2018-07-30_21-02-59_608Speaking Topics

For Middle School, High School, and College Students

Diversity at School
What does diversity mean? Is it a word young people understand? What does diversity mean in the context of your school?  How well do you listen to others?  Are you friends with those who don’t look like you? Who may not think like you?  Diversity is a big issue, but one that young people can grapple with successfully.

Student Leadership
Yes, the adults are encouraging students to be leaders, but what does that mean to a developing teen’s brain?   This talk explores the difference between popularity and leadership, in the context of powerful peer pressure, and shows students how to see the difference between leading through power, fear, and bullying versus mutual respect, dignity, and friendship.

Wellness, or Who will sit with me at lunch?
Sensible decision-making, positive body image, and thoughtful friendships are the keys to wellness in the still-developing teen mind, for both boys and girls, middle schoolers, high school, and college students, and yet for so many young people, issues surrounding popularity and peer pressure are overwhelming.  Shanterra presents better options.

Middle School, High School or College Freshmen – Surviving the Transition
For the newest, youngest students at a given school, the new beginning is often a difficult one.  In this talk, Shanterra encourages students to think about themselves, how and with whom they make friends, what sort of student they want to be while acknowledging that what is probably top of mind is “Who will sit with me at lunch?”

For Parents, Teachers, Coaches, and Other Adults in the Lives of Young People

The reality of peer pressure, or Who is going to sit with me at lunch?
Adults who work with kids want every one of them to be liked, to be seen, to be heard.  But without a positive sense of self, and sense of connection and commitment to others, no young person can shine.  Unfortunately, peer pressure, negative body image (for both girls and boys) and fear of making decisions overwhelm many students.  Shanterra helps adults understand how to give young people the tools and skills and bravery to overcome the peer pressure and negative thoughts, and to be successful in spite of the constant question which nags at so many:  Who is going to sit with me at lunch?

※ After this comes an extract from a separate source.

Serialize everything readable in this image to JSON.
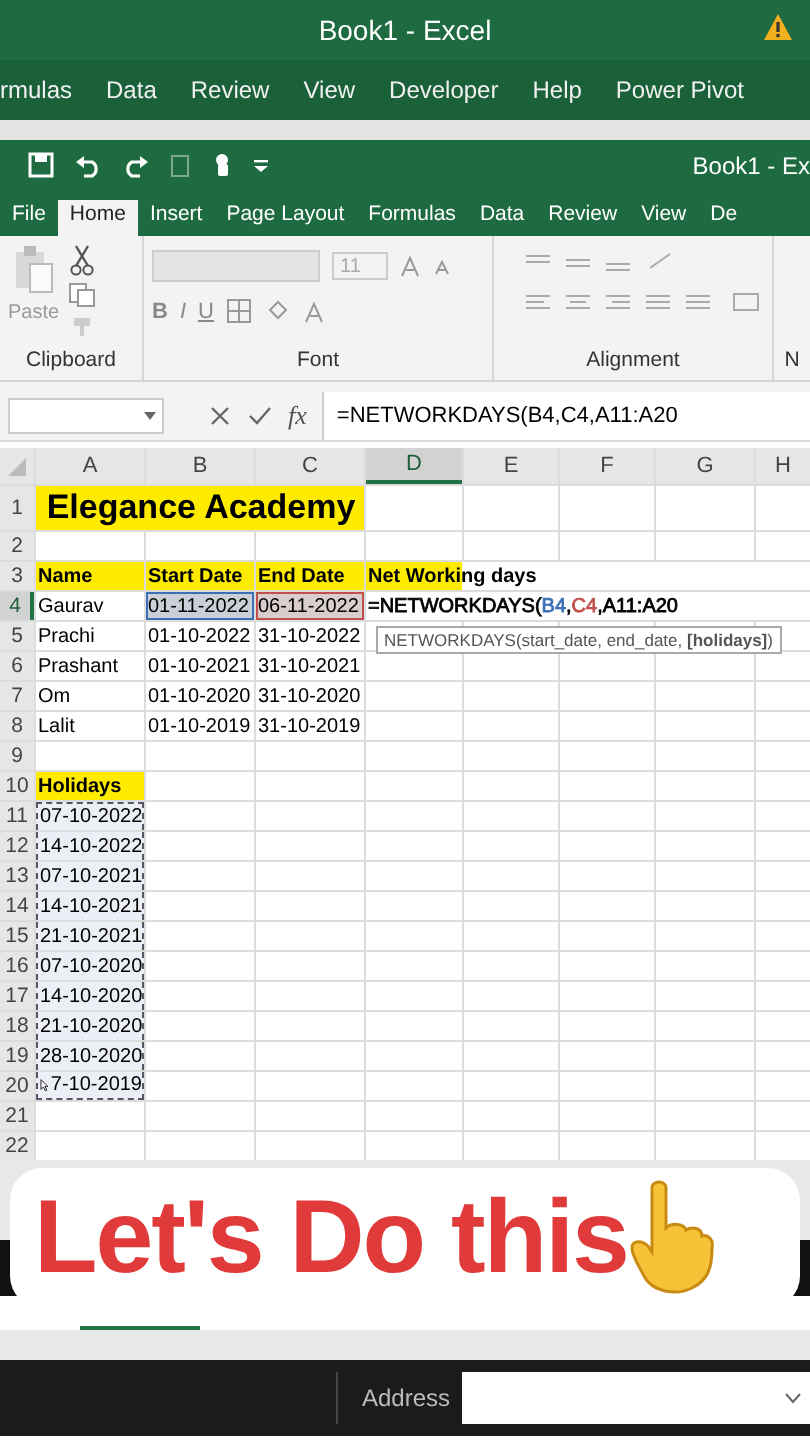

Through her presentations, Shanterra has impacted the lives of over 15,000 students at schools, colleges, leadership camps, and educational programs throughout the world with messages of self-respect, self-empowerment and community action.  To view where she has spoken click here.